Up for next year:
-more routines
-shorter/smaller projects!!!

Monday, July 7, 2014

This year in fourth grade

I had a huge range of characters in my fourth grade classes this year- some amazing artists, some chatterboxes, and some kids who just didn't like art. I tried to persuade them that art was awesome and even if you don't think you can make art, you can! We go into more in-depth projects in 4th grade, and it seems like some of them drag on forever. So my 4th graders didn't complete as many projects as my lower grades. We did elements and principles of art, a huge unit on Medieval art, American art and landscapes, and finally figurative art. There's a lot I want to change for next year, but here's what we learned about this year:

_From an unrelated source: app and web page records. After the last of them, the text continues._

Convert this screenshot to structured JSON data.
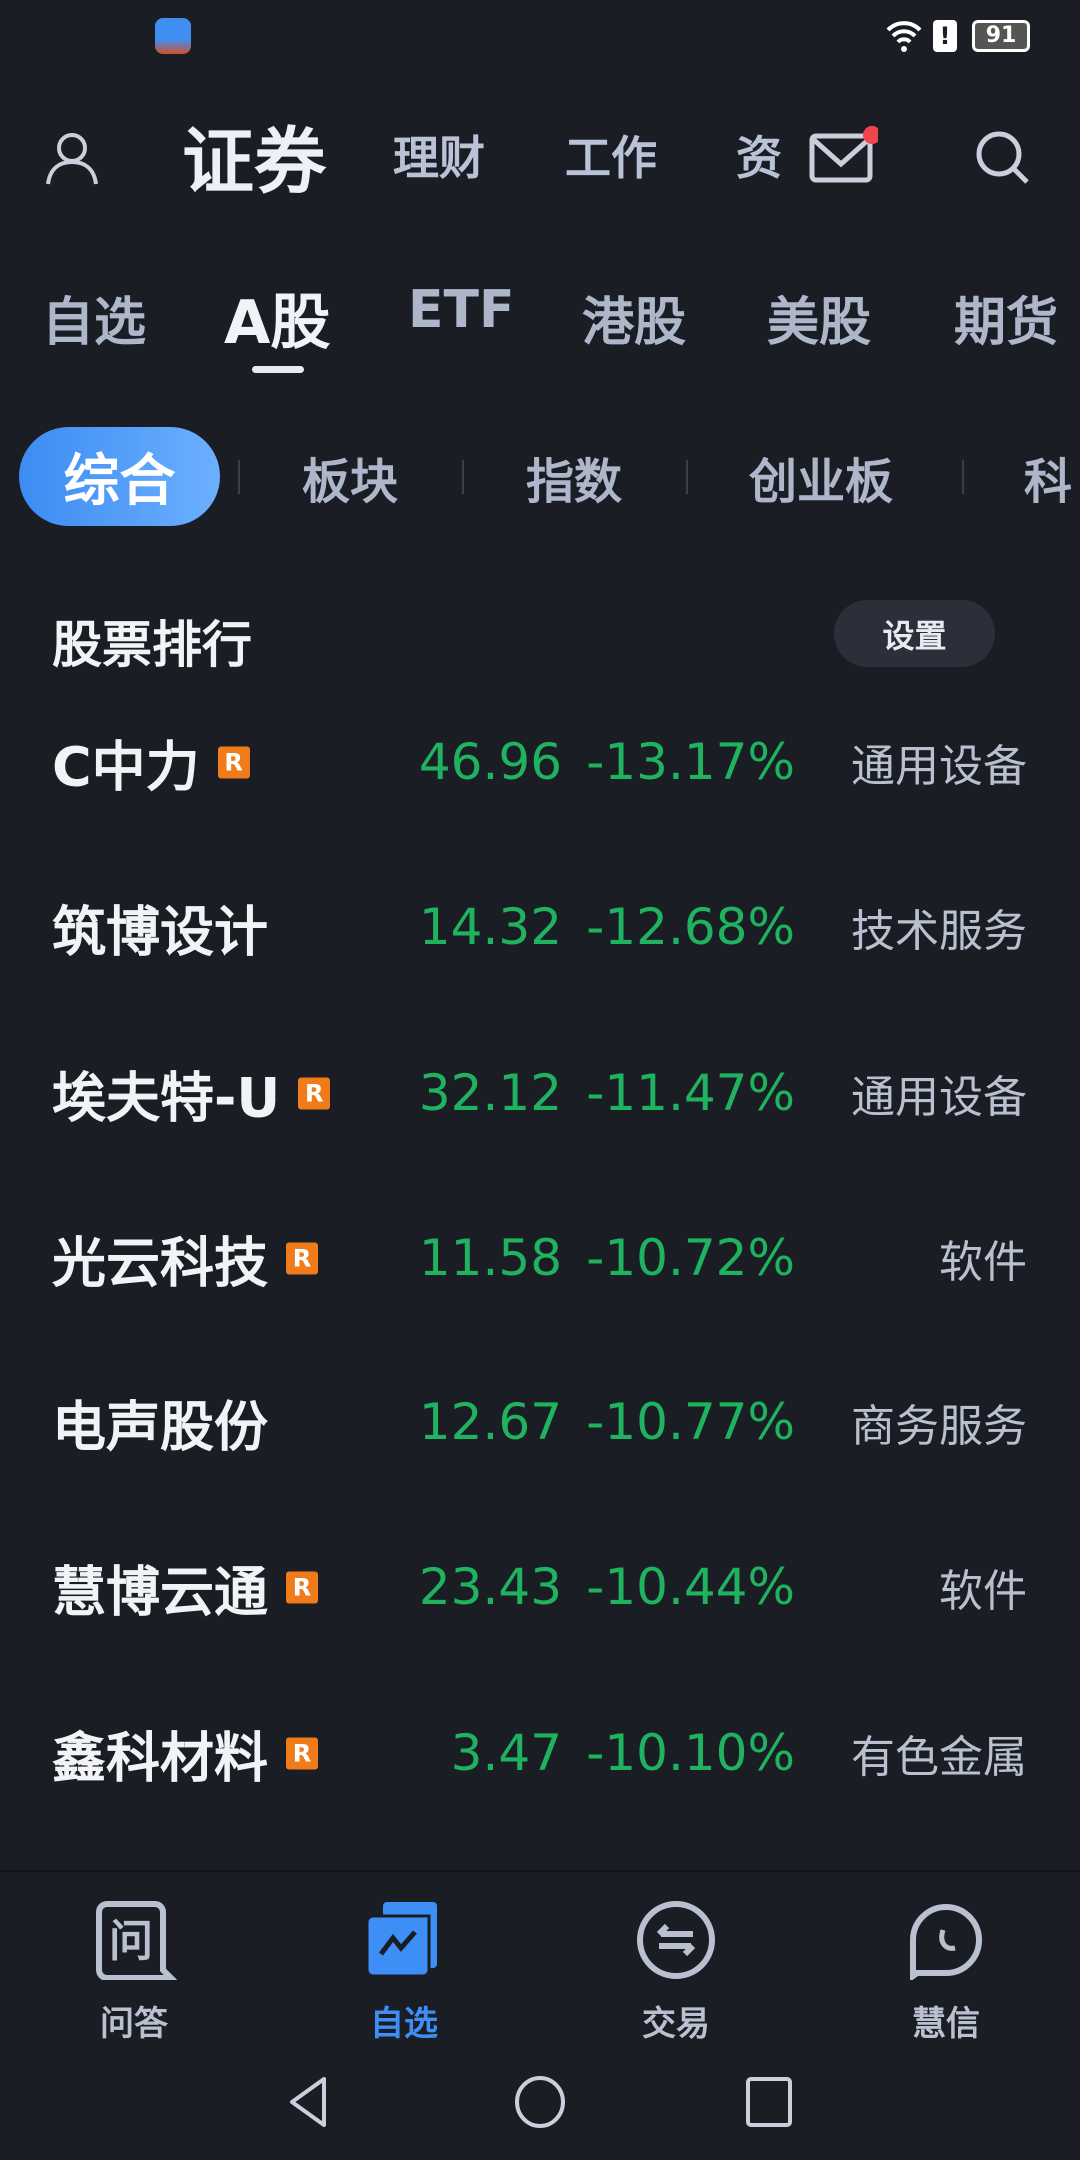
{
  "status_bar": {
    "battery": "91"
  },
  "top_nav": {
    "items": [
      "证券",
      "理财",
      "工作",
      "资"
    ],
    "active": "证券"
  },
  "market_tabs": {
    "items": [
      "自选",
      "A股",
      "ETF",
      "港股",
      "美股",
      "期货"
    ],
    "active": "A股"
  },
  "sub_tabs": {
    "items": [
      "综合",
      "板块",
      "指数",
      "创业板",
      "科"
    ],
    "active": "综合"
  },
  "section": {
    "title": "股票排行",
    "settings_label": "设置"
  },
  "rank_rows": [
    {
      "name": "C中力",
      "badge": "R",
      "price": "46.96",
      "change": "-13.17%",
      "industry": "通用设备"
    },
    {
      "name": "筑博设计",
      "badge": "",
      "price": "14.32",
      "change": "-12.68%",
      "industry": "技术服务"
    },
    {
      "name": "埃夫特-U",
      "badge": "R",
      "price": "32.12",
      "change": "-11.47%",
      "industry": "通用设备"
    },
    {
      "name": "光云科技",
      "badge": "R",
      "price": "11.58",
      "change": "-10.72%",
      "industry": "软件"
    },
    {
      "name": "电声股份",
      "badge": "",
      "price": "12.67",
      "change": "-10.77%",
      "industry": "商务服务"
    },
    {
      "name": "慧博云通",
      "badge": "R",
      "price": "23.43",
      "change": "-10.44%",
      "industry": "软件"
    },
    {
      "name": "鑫科材料",
      "badge": "R",
      "price": "3.47",
      "change": "-10.10%",
      "industry": "有色金属"
    }
  ],
  "bottom_nav": {
    "items": [
      "问答",
      "自选",
      "交易",
      "慧信"
    ],
    "active": "自选"
  },
  "colors": {
    "background": "#1b1d25",
    "down": "#1fb35f",
    "accent": "#3d8ef5",
    "badge": "#f07b1a",
    "notification": "#f0454f"
  }
}
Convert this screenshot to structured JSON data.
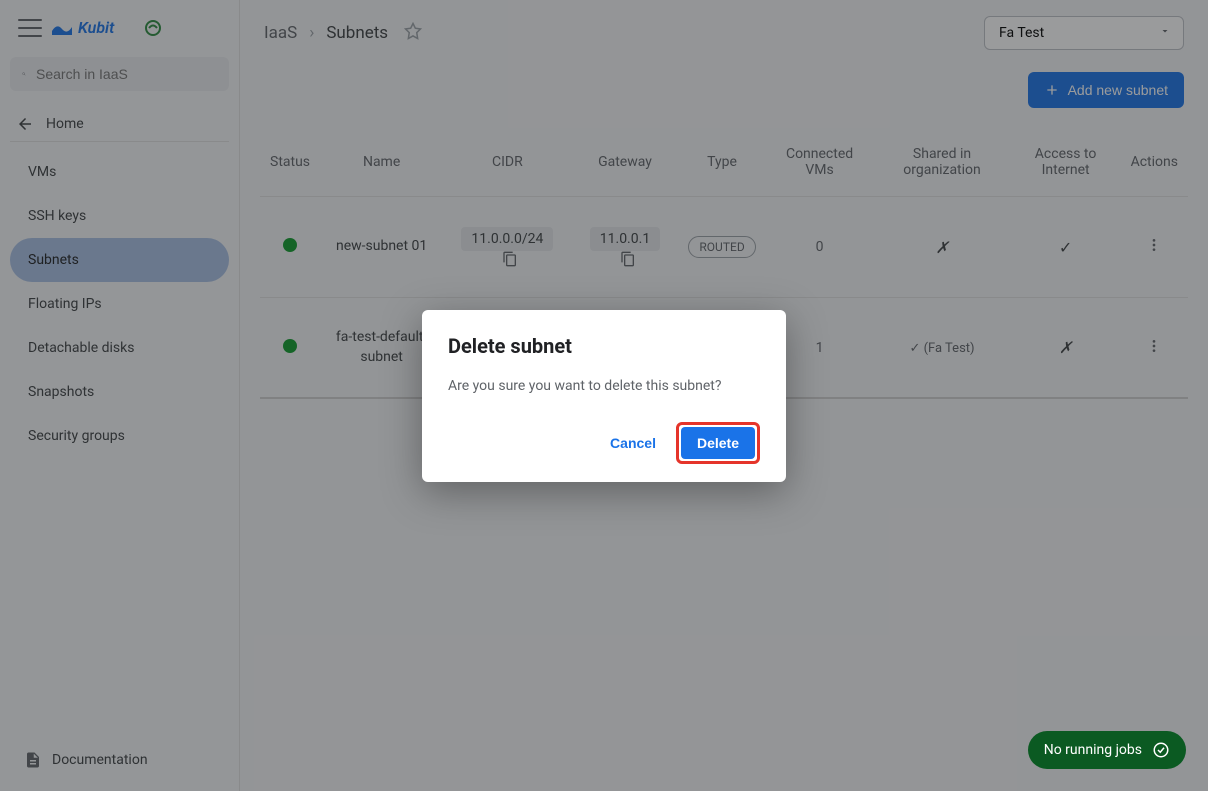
{
  "brand": {
    "name": "Kubit"
  },
  "search": {
    "placeholder": "Search in IaaS"
  },
  "home_label": "Home",
  "nav": {
    "items": [
      {
        "label": "VMs"
      },
      {
        "label": "SSH keys"
      },
      {
        "label": "Subnets",
        "active": true
      },
      {
        "label": "Floating IPs"
      },
      {
        "label": "Detachable disks"
      },
      {
        "label": "Snapshots"
      },
      {
        "label": "Security groups"
      }
    ]
  },
  "documentation_label": "Documentation",
  "breadcrumb": {
    "root": "IaaS",
    "current": "Subnets"
  },
  "project_selector": {
    "value": "Fa Test"
  },
  "add_button_label": "Add new subnet",
  "columns": {
    "status": "Status",
    "name": "Name",
    "cidr": "CIDR",
    "gateway": "Gateway",
    "type": "Type",
    "connected": "Connected VMs",
    "shared": "Shared in organization",
    "internet": "Access to Internet",
    "actions": "Actions"
  },
  "rows": [
    {
      "status": "up",
      "name": "new-subnet 01",
      "cidr": "11.0.0.0/24",
      "gateway": "11.0.0.1",
      "type": "ROUTED",
      "connected": "0",
      "shared": "✗",
      "internet": "✓"
    },
    {
      "status": "up",
      "name": "fa-test-default-subnet",
      "cidr": "",
      "gateway": "",
      "type": "",
      "connected": "1",
      "shared": "✓ (Fa Test)",
      "internet": "✗"
    }
  ],
  "dialog": {
    "title": "Delete subnet",
    "message": "Are you sure you want to delete this subnet?",
    "cancel": "Cancel",
    "confirm": "Delete"
  },
  "jobs_pill": "No running jobs"
}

We learned about the elements of art (line, shape, color, value, pattern/texture, and space):
 We learned about op art and geometric forms, but alas I have NO pictures of our awesome paper sculptures...
We learned about Medieval art and craft, the guild system, and the patronage of the church and did projects including manuscripts and armor:
 and stained glass:
 We learned about American artist Jasper Johns and focused on stte symbols and emphasis:
 We learned about the Impressionist art movement and pointilism to create landscapes:
 We learned about proportion in figures and how to create movement in an artwork:
We also made figure sculptures which I also failed to photograph....
I'm considering switching up how I do things in my upper grades to involve more choice to hopefully engage the range of interests. Maybe using choice boards- like do 2 out of these 3 options to show you know the material. I also want to build in more feedback and reflection into my assessment of the upper grades. It may involve using sketchbooks with 4th grade as well as 5th. Or building in more routines... I have to think some more.....